3. This is the long Stamp exercise, (plays Stamp 4a) with it's inverted figures when ascending (Stamp 5). This is the one closest to Maggio.

There is also another, Harold Branch who also has the same way of thinking. He keeps the same fingers as on the note before the pedal note. (A, valve 12 – down to pedal F with valve 12)

(HH plays F-C – A, – F, then back -A,-C-F) to enhance the feeling of building a pillow on the pedal note as a protection. There exist some terrible texts about smiling. Then you thin out the musculature.

This warm up takes approx. one hour for me to finish.

Use of air

The use of air?

Yes, if you use too little when playing the bends you will notice it – same with too much air.

The long warm up (play Stamp 5) is also a breathing exercise.

If you have established the right balance it is a fact that we all can breathe. In the morning or the evening when you are tired you yawn – AAHH – this is the most perfect breathing exercise there is.

Everybody - yawn!

It cannot be improved on – all body functions respond exactly to how they should. There is no worse bullshit than those saying that you should influence the diaphragm when inhaling. The other night I had a long and nice conversation with Birgit Nilsson about this. She was as angry as me with all those trying to explain that you can push with the diaphragm when inhaling. Completely improper! It only creates tension. This (pats his own chest) is equivalent to this (points at the piano) – a resonance box. If I have done nothing to disturb the resonance box then the breath can be natural. Then the feeling of air out is much the same as air in. There are many who make a nice air intake and then later disturb everything.

(HH plays a low and high note). Same case all the time – if you keep the ”golden egg” from the morning practice.

When I make a joke and say ”Symphony no. 1 by Stamp”, I mean that when I play it, I try to play it as beautifully as possible. Everything could be like a solo in a Brahms symphony. And your ear has to take part in this.

What's important for me is to separate: When I practice – I practice and when I play, then I play. Many practicing at home play to favour their own ego: Look what I can! Then one does not practice correctly. The same person when performing on an audition or at a concert – then he suddenly start practicing.


Håkan allowed NTF's reporter to use a Minidisk to record all he said.

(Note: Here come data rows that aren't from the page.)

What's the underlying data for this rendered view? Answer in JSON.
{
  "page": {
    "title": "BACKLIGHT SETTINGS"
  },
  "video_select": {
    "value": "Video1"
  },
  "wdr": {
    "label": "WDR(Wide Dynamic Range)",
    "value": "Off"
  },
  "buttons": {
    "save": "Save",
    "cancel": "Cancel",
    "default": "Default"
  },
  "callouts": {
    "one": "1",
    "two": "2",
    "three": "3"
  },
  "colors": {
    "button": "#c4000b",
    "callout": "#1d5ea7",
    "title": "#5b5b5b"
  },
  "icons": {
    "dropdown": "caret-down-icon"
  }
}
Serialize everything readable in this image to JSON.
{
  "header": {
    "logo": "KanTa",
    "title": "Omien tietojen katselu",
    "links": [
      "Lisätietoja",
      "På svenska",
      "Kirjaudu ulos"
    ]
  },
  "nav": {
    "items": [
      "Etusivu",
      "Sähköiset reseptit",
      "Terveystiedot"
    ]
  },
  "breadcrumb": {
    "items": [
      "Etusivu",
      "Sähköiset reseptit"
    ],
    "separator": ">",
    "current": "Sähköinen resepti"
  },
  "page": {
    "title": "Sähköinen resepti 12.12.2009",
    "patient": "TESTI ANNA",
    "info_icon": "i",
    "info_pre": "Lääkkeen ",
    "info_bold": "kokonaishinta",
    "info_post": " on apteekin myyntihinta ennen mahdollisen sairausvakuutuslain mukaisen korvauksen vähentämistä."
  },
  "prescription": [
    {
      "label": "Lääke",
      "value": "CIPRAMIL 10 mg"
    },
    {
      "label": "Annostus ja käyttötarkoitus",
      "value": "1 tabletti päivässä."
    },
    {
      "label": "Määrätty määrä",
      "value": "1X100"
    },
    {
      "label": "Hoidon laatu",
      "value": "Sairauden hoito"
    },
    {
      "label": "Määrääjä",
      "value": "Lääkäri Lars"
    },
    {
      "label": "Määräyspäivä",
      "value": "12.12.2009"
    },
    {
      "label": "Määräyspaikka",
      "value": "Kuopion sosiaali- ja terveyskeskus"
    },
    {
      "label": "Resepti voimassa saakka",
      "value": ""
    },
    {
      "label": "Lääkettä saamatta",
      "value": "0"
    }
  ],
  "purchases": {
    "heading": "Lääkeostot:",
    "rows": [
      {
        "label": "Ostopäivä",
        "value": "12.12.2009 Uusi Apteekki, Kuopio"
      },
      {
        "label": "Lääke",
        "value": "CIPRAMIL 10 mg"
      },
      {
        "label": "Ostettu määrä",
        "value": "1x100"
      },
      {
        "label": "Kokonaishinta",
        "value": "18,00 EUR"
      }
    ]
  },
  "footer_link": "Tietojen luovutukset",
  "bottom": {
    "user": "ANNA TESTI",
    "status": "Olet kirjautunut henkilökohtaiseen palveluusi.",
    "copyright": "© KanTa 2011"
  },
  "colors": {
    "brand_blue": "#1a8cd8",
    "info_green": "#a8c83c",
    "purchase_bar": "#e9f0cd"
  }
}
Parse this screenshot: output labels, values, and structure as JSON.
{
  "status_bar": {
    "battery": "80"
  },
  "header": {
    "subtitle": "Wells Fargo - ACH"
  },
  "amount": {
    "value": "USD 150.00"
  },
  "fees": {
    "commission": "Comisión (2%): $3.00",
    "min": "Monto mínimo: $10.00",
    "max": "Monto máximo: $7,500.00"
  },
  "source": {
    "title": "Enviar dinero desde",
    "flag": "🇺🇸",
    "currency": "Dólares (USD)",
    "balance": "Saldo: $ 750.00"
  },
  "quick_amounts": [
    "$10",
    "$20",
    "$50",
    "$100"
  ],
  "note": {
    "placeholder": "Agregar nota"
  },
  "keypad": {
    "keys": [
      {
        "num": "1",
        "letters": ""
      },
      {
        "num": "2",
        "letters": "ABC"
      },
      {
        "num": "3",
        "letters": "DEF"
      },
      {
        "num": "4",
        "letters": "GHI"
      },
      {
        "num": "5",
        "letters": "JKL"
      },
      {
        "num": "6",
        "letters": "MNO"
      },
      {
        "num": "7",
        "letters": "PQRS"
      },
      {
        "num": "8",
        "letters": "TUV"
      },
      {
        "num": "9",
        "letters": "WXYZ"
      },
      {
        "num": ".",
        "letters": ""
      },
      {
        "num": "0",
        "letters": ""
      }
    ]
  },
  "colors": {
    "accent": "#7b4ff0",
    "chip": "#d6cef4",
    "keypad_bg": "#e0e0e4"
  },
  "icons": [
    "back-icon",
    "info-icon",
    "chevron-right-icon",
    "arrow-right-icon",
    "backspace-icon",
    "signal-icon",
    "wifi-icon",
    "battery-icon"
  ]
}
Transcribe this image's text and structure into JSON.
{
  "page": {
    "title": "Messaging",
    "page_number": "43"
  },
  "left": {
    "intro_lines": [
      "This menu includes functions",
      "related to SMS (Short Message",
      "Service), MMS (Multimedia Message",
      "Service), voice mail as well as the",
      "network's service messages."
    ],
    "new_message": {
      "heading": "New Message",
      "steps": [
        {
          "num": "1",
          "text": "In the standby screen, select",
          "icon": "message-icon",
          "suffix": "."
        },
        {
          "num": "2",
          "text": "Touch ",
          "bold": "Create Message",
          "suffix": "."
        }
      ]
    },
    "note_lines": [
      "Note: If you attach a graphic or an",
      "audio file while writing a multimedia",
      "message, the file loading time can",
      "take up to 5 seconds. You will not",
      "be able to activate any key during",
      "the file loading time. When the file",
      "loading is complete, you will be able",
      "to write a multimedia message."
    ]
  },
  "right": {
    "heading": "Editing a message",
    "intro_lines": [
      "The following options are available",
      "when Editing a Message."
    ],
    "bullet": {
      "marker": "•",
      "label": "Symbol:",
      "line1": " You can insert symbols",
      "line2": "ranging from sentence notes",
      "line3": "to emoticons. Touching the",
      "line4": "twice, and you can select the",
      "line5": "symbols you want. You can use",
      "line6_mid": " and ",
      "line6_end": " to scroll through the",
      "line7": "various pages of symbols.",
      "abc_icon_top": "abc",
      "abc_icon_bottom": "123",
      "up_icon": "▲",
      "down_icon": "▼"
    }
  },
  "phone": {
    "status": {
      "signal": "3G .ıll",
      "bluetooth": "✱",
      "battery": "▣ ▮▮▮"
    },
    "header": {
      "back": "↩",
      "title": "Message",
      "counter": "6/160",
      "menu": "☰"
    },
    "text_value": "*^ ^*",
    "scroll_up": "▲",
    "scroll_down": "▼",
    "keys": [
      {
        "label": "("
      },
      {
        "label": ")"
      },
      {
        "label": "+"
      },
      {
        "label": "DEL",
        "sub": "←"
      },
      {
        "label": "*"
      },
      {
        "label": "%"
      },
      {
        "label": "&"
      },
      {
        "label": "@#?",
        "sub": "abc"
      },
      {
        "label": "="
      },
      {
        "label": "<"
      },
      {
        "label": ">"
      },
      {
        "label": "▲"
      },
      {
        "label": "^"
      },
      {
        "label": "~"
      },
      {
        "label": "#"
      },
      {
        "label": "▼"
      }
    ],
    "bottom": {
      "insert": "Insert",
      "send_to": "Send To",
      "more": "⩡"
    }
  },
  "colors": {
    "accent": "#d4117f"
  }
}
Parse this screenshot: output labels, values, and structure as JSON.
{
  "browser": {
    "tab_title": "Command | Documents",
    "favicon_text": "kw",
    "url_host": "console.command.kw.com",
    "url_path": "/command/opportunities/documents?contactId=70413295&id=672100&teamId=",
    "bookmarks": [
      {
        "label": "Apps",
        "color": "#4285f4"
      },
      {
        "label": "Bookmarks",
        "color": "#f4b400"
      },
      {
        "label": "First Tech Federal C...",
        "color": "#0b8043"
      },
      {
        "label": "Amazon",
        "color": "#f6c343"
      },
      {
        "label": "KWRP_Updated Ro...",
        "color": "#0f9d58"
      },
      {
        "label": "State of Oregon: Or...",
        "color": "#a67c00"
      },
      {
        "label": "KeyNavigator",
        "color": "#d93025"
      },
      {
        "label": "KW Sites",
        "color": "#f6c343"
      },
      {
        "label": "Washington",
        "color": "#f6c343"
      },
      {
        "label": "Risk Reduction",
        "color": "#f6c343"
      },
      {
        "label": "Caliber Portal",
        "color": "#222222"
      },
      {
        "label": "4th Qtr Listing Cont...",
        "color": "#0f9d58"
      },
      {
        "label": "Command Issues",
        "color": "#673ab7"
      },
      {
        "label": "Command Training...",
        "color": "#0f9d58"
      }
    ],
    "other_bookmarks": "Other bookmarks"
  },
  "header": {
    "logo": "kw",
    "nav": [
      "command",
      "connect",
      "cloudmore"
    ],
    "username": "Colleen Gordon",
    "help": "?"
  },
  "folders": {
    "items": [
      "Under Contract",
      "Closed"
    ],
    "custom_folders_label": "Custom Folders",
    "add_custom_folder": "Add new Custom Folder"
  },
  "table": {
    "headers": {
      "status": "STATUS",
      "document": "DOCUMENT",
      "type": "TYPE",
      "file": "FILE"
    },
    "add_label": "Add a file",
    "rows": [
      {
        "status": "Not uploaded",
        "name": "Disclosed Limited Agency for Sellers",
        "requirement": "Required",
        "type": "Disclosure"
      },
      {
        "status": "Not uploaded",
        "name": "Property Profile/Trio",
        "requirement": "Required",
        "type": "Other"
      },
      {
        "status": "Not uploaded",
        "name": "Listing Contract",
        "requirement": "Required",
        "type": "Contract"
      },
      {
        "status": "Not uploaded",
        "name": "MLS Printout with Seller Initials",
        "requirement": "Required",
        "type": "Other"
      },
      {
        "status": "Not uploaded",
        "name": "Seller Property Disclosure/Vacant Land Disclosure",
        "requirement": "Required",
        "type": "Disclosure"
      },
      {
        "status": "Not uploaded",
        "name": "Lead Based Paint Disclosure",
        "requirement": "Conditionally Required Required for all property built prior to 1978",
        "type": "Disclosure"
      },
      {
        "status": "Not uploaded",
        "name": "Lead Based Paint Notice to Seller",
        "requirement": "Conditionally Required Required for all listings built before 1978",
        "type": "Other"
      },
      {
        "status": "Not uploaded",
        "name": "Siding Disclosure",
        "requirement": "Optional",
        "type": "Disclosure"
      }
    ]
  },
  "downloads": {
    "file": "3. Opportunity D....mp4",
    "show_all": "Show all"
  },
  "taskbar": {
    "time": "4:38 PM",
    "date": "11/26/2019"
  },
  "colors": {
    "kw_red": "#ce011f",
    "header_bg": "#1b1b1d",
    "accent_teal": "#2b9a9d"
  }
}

Most of what is written here is in Håkans own words (first translated from his own jovial "skånska" - a Swedish dialect into Norwegian and finally into English). Thanks to Neville Young for proofing this!
o.j. 2001